Paganism can legitimately be perceived as a reaction against institutional and personal abuse of power as well as a divinely inspired religion. Like the Dharmic religions, Paganism tends to view human incarnation as a part of the cycle of incarnation in general. Theoretically, a blade of grass has the same value as the life of a human child. Similarly many Pagans perceive human existence as a process of the soul gaining experience. However, within Paganism in general there is no modern theology of judgement. Being born disabled is not seen as punishment or an opportunity to learn something in which we are deficient. That said, I have encountered Pagan dismay that a person who has committed suicide must now ‘Start all over again.’

Paganism in general affirms personal choice and personal freedom, but this becomes difficult when suicide has an impact on children, partners, family and friends. What responsibilities do Pagans have in relationships with others? “Do as you will, as long as it harms none,” can be interpreted as a prohibition against suicide for people who have economic, emotional or physical responsibilities for others: overwhelming responsibility can be a factor in suicide.

If only theoretically, Paganism functions within the concept of community. In practice this means that Pagans who fall outside of community through physical or emotional illness or other isolating factors can experience a profound isolation from friends, spirituality and religion, from religious experience and support: what responsibilities do Pagan communities have in these situations, bearing in mind that isolation is an important factor in suicide?

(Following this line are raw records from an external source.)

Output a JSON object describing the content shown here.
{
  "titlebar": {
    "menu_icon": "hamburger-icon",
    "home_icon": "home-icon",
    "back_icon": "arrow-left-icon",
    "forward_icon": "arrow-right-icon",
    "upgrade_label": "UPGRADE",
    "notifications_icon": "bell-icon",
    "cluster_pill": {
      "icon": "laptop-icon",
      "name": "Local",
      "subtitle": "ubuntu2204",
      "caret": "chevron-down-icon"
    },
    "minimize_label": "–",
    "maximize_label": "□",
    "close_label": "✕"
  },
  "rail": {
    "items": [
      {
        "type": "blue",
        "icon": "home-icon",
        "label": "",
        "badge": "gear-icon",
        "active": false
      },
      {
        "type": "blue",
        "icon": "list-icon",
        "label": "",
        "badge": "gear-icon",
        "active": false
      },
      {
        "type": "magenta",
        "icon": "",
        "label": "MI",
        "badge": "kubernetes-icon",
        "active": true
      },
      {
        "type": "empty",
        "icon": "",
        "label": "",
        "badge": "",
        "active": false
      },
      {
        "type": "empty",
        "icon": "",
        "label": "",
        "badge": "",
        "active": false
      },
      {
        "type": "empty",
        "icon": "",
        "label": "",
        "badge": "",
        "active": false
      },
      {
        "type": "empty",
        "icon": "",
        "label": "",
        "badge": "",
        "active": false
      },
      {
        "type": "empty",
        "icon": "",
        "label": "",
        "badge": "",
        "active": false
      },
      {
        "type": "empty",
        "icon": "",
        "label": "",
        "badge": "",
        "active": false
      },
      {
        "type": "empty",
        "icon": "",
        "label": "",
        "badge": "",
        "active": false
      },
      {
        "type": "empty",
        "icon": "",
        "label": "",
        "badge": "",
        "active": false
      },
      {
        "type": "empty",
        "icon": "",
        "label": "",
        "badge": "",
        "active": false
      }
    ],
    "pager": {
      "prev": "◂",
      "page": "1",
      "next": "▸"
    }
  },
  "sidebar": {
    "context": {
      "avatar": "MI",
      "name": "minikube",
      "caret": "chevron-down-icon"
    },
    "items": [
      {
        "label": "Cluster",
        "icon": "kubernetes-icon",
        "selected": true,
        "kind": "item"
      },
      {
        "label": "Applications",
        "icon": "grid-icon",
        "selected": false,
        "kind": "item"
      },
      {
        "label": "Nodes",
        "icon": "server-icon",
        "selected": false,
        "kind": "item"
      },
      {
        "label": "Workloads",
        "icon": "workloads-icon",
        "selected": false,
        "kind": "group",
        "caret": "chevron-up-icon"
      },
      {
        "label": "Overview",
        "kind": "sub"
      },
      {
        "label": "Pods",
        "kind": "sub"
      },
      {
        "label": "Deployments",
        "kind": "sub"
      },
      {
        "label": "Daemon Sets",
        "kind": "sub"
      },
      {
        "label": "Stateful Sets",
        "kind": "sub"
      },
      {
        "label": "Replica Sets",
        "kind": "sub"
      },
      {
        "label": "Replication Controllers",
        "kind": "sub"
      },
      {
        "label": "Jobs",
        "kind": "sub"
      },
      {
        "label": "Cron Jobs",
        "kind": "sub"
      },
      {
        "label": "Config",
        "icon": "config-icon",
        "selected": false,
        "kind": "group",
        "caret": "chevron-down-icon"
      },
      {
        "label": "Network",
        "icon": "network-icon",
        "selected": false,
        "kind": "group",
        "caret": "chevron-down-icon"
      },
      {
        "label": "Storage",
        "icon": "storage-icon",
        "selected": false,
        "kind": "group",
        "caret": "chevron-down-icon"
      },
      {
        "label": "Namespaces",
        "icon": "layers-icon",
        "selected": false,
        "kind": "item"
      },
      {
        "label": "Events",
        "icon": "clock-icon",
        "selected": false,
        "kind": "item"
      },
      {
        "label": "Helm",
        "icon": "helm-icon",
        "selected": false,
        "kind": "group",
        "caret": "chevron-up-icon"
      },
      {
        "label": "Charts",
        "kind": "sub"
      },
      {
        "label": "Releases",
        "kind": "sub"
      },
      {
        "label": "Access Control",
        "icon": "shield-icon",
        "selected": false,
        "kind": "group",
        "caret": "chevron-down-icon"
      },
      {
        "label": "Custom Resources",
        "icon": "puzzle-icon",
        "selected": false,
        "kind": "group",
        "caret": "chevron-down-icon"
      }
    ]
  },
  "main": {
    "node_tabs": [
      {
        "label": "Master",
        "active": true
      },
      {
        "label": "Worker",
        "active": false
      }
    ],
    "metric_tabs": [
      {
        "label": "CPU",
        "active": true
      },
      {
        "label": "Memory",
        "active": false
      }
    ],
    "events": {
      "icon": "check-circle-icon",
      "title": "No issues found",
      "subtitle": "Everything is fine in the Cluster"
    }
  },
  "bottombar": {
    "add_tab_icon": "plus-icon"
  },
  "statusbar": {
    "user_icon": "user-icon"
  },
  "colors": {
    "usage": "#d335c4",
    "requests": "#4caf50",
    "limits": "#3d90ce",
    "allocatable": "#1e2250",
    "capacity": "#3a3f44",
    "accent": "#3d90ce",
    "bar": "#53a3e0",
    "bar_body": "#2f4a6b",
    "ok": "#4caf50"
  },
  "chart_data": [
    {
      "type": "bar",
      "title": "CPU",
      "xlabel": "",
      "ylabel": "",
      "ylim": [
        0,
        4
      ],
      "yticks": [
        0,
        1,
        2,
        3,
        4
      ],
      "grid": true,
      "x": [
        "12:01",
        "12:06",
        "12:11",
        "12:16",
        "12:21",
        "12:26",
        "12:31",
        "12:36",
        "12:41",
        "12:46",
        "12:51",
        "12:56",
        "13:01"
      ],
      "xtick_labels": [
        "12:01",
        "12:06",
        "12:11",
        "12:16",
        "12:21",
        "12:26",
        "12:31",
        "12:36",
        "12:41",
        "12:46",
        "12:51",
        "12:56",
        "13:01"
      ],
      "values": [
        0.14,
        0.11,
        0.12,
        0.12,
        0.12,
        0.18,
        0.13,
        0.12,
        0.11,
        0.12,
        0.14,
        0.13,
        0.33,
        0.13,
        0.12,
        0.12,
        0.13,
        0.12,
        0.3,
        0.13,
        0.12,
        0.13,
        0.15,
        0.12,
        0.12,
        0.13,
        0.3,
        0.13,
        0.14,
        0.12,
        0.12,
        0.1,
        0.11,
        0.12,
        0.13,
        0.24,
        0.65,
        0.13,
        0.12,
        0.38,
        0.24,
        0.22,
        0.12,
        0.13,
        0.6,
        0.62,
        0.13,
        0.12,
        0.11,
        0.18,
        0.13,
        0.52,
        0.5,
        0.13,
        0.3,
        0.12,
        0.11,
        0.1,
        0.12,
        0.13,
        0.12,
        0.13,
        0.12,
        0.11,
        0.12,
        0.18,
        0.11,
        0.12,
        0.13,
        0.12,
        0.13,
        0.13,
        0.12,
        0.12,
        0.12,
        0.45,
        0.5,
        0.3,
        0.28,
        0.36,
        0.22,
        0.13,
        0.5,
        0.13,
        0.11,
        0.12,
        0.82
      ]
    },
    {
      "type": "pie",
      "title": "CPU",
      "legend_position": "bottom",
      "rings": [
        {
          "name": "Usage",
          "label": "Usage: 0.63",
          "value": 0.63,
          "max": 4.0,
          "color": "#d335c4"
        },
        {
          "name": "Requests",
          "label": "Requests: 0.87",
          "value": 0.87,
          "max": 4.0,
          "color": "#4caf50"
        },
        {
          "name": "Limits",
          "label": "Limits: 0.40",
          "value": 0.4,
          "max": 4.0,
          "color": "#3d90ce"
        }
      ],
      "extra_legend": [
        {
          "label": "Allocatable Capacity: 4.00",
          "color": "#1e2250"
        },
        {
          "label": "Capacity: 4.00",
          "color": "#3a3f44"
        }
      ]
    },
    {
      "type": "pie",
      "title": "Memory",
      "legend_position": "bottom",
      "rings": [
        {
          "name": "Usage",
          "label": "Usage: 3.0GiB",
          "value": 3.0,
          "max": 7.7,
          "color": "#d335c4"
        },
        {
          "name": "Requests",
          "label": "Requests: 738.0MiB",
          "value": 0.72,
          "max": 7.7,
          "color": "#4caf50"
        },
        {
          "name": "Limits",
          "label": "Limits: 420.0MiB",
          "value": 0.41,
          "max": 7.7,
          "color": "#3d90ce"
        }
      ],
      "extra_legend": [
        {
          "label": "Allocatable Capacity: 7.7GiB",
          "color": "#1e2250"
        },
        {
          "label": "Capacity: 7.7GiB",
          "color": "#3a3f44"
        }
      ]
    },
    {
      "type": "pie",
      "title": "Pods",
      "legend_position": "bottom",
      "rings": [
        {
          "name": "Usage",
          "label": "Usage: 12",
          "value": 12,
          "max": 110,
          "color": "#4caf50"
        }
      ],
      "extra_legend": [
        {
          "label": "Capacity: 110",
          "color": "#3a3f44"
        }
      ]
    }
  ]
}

A way forward

The oldest extant European code of conduct are the Brehon laws - a number of sets over a long period of time - and this may be a place for serious scholars to look for clues about how our cultural ancestors may have felt about suicide (see Szabo, N.). Another source of information are Pagan histories: Boudicca killed herself rather than be taken prisoner. Accounts of dying of grief in many myths have a resonance with suicide: Anglo-Saxon and Norse Sagas and Eddas, Irish, Scots and Brythonic legends may offer some guidance.

Pagans look to the natural world for inspiration and it’s dubious that animals intentionally kill themselves. (Dinely,. J. Dunlop, C. Legros G) there are any number of companion animals who’ve ‘pined to death’ refusing to eat or drink after the death of someone they loved, alongside some bereaved wild animals, but they do not seem to purposefully seek death. However, suicide is a greater cause of death worldwide than war or murder. (World Health Organisation) and Pagans do kill themselves.

We can address this in a number of ways the most straightforward being to apply ourselves to the problem of community. We live in an atomised world. To my knowledge, there is no Pagan community that exists to serve people in distress. There are temporary communities, groups of Pagans who come together from time to time most often to celebrate the festivals and sometimes in order to support an individual who has become unwell or who is dying. Several attempts have been made in the UK, US and in mainland Europe to create a dedicated group who will care for the dying and the dead, but each has failed to exist in the way that Chevra Kadisha do in Judaism, or to create routines that help the individual, family and community to deal with death that every other religion possesses. This will come in time, but right now there is an urgent need for a specifically Pagan resource - one based in the day-to-day lives of every one of us rather than a book or two on a minority of Pagans shelves - for the isolated, disenfranchised, overwhelmed and suffering Pagan.


Dinely,. J (2008) Do Dolphins Commit Suicide in Captivity?
Dunlop,. C. Do Octopuses commit suicide?
King, E. Boudicca Revolts (2007) Digging Up The Romans. Museum of London
Legros., G Martin-Eauclaire., C. M. F Cattaert D (1998) The myth of scorpion suicide: are scorpions insensitive to their own venom? Journal of Experimental Biology, Vol 201, Issue 18 2625-2636.
Szabo N
World Health Organisation